These will not be the same for all areas. Please do contact us with your thoughts. These do need to be tailored to meet local needs and one size will definitely not fit all.
The existing zones treat flats paying separate council tax as separate households each with a full entitlement to permits.
In existing schemes these are treated as one household with one entitlement to permits
The existing schemes allow 50 free permits per year with the possibility of a further 50 priced at £1 per day. If the scheme operates from Monday to Saturday 50 is increased to 60.
Generally, conservation associations welcome these schemes as they are usually viewed as helping to preserve front gardens. By making parking easier for residents the pressure to convert front gardens usually falls. The conversion of front gardens to car parking will still require planning permission.
Students will be treated in exactly the same way as other residents. Cars will need to be registered at the address within the relevant zone. This will act as a discouragement to some as they may prefer to have their vehicle registered at a parental address. Some other cities operate student parking permits.
Holders of blue disabled badges can park free of charge in any disabled bay or in any of the metered spaces.
We strongly believe that sufficient short stay free parking needs to be designed into the system, with metered low cost parking for longer visits. Providing this is done an RPS can help traders by making finding a space much easier albeit introducing a small charge
We are particularly keen to see that the needs of small businesses are taken into account and that use of our high street shops is made easier. The existing schemes allow businesses, schools or organisations based in an RPS to apply for two business permits. They are also able to buy up to five customer permits. We would welcome any ideas as to how the introduction of an RPS can be used to help businesses
We would like to see a citywide pass introduced to allow care workers, midwives, health visitors, etc. to go about their business.
The existing schemes allow Owners to apply for one business permit for every ten properties that they own.
People coming into work using residential streets as work car parks will be affected by the introduction of RPSs. If Bristol is to become less clogged by cars and their fumes, then more people are going to have to travel to work by foot, bike or public transport.
The Mayor has said that he has asked council officers to investigate congestion charging. If he were to decide to introduce this then this it could raise money to be spent on public transport. We also urge the Mayor to look at introducing a workplace parking levy.
Bristol Green Party has long argued that the region needs to have an integrated transport authority if reliance on cars is to be reduced. Surrounding local authorities, who have many residents working in Bristol, rely on free parking within Bristol. We hope that introducing these schemes puts pressure on these authorities to stop exporting their transport problems to Bristol and start seeing the need for an integrated transport authority.

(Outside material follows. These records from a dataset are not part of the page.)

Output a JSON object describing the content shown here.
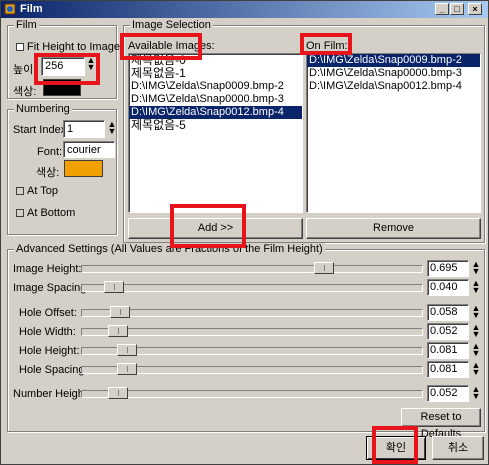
{
  "window": {
    "title": "Film"
  },
  "film": {
    "group_title": "Film",
    "fit_height_label": "Fit Height to Images",
    "height_label": "높이:",
    "height_value": "256",
    "color_label": "색상:",
    "color": "#000000"
  },
  "numbering": {
    "group_title": "Numbering",
    "start_index_label": "Start Index:",
    "start_index_value": "1",
    "font_label": "Font:",
    "font_value": "courier",
    "color_label": "색상:",
    "color": "#f0a000",
    "at_top_label": "At Top",
    "at_bottom_label": "At Bottom"
  },
  "image_selection": {
    "group_title": "Image Selection",
    "available_title": "Available Images:",
    "onfilm_title": "On Film:",
    "available_items": [
      "제목없음-0",
      "제목없음-1",
      "D:\\IMG\\Zelda\\Snap0009.bmp-2",
      "D:\\IMG\\Zelda\\Snap0000.bmp-3",
      "D:\\IMG\\Zelda\\Snap0012.bmp-4",
      "제목없음-5"
    ],
    "onfilm_items": [
      "D:\\IMG\\Zelda\\Snap0009.bmp-2",
      "D:\\IMG\\Zelda\\Snap0000.bmp-3",
      "D:\\IMG\\Zelda\\Snap0012.bmp-4"
    ],
    "add_label": "Add >>",
    "remove_label": "Remove"
  },
  "advanced": {
    "group_title": "Advanced Settings (All Values are Fractions of the Film Height)",
    "rows": [
      {
        "label": "Image Height:",
        "value": "0.695",
        "level": 0.695
      },
      {
        "label": "Image Spacing:",
        "value": "0.040",
        "level": 0.04
      },
      {
        "label": "Hole Offset:",
        "value": "0.058",
        "level": 0.058
      },
      {
        "label": "Hole Width:",
        "value": "0.052",
        "level": 0.052
      },
      {
        "label": "Hole Height:",
        "value": "0.081",
        "level": 0.081
      },
      {
        "label": "Hole Spacing:",
        "value": "0.081",
        "level": 0.081
      },
      {
        "label": "Number Height:",
        "value": "0.052",
        "level": 0.052
      }
    ],
    "reset_label": "Reset to Defaults"
  },
  "footer": {
    "ok_label": "확인",
    "cancel_label": "취소"
  }
}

We intend to work with residents to achieve the most appropriate scheme for each locality and to ensure that parking space available is shared in the fairest way possible. We welcome the opportunity presented to rationalise provision so that pavements are not blocked and can be used

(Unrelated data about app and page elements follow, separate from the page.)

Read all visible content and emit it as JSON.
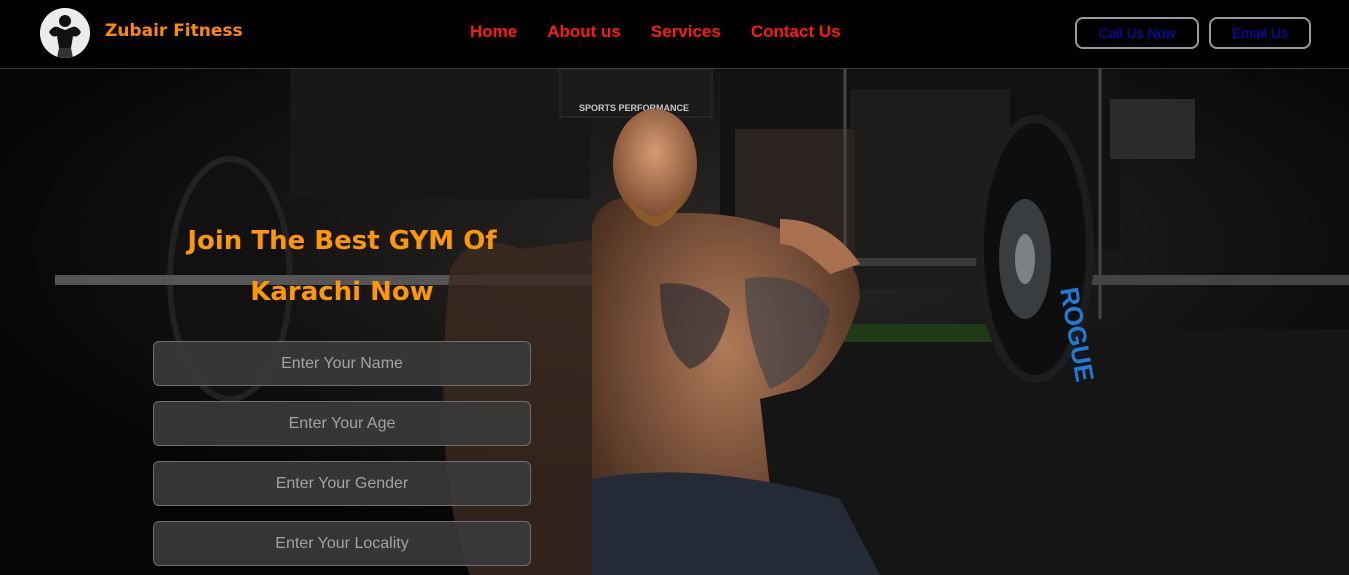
{
  "brand": {
    "name": "Zubair Fitness",
    "logo_icon": "bodybuilder-logo-icon"
  },
  "nav": {
    "links": [
      "Home",
      "About us",
      "Services",
      "Contact Us"
    ],
    "call_button": "Call Us Now",
    "email_button": "Email Us"
  },
  "hero": {
    "headline_line1": "Join The Best GYM Of",
    "headline_line2": "Karachi Now",
    "plate_brand": "ROGUE",
    "banner_text": "SPORTS PERFORMANCE",
    "form": {
      "name_placeholder": "Enter Your Name",
      "age_placeholder": "Enter Your Age",
      "gender_placeholder": "Enter Your Gender",
      "locality_placeholder": "Enter Your Locality"
    }
  },
  "colors": {
    "accent_orange": "#ff8a00",
    "nav_link_red": "#ff1a0a",
    "button_text_blue": "#0a0acd"
  }
}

by prams, pushchairs and wheelchairs.
We think that RPSs have the potential to greatly improve life in the city by reducing traffic circulating in residential streets in search of free parking. The resulting reduction in congestion and air pollution is an important benefit, which should not be overlooked.

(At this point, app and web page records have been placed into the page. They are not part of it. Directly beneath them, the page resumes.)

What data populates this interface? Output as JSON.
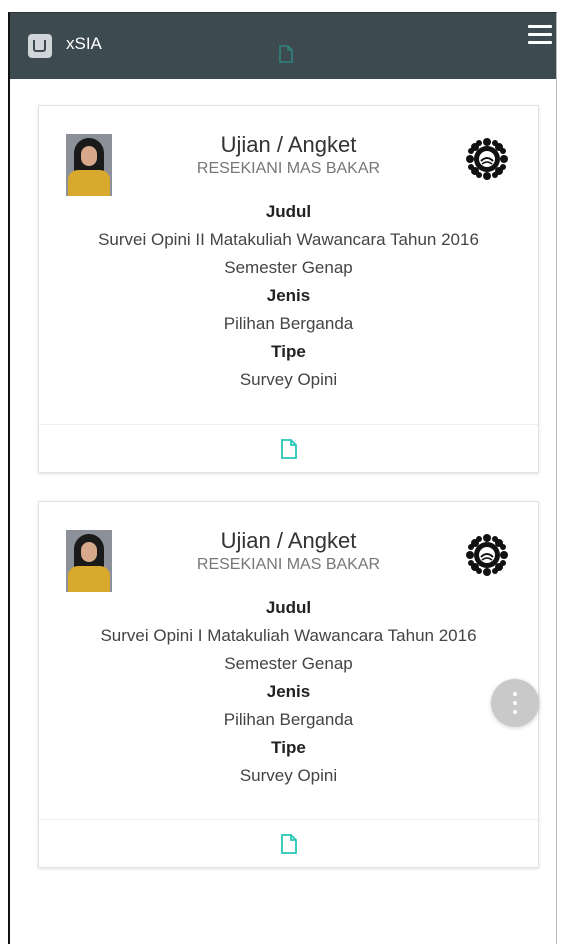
{
  "app": {
    "title": "xSIA",
    "accent_color": "#3d4a50",
    "menu_icon": "hamburger-icon",
    "logo_icon": "xsia-logo-icon"
  },
  "cards": [
    {
      "title": "Ujian / Angket",
      "author": "RESEKIANI MAS BAKAR",
      "judul_label": "Judul",
      "judul_value": "Survei Opini II Matakuliah Wawancara Tahun 2016",
      "semester": "Semester Genap",
      "jenis_label": "Jenis",
      "jenis_value": "Pilihan Berganda",
      "tipe_label": "Tipe",
      "tipe_value": "Survey Opini",
      "footer_icon": "file-icon",
      "footer_icon_color": "#26c6b6"
    },
    {
      "title": "Ujian / Angket",
      "author": "RESEKIANI MAS BAKAR",
      "judul_label": "Judul",
      "judul_value": "Survei Opini I Matakuliah Wawancara Tahun 2016",
      "semester": "Semester Genap",
      "jenis_label": "Jenis",
      "jenis_value": "Pilihan Berganda",
      "tipe_label": "Tipe",
      "tipe_value": "Survey Opini",
      "footer_icon": "file-icon",
      "footer_icon_color": "#26c6b6"
    }
  ],
  "fab": {
    "icon": "more-vertical-icon"
  }
}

We expect most residents and local traders to see these benefits over time and come to like the schemes once they are introduced. If this is not the case, or there are specific problems, we will be there to help adapt the schemes in the light of that experience.
Cllr Tess Green – Southville
Cllr Gus Hoyt – Ashley
Cllr Daniella Radice – Bishopston
Cllr Rob Telford – Ashley
6th June 2013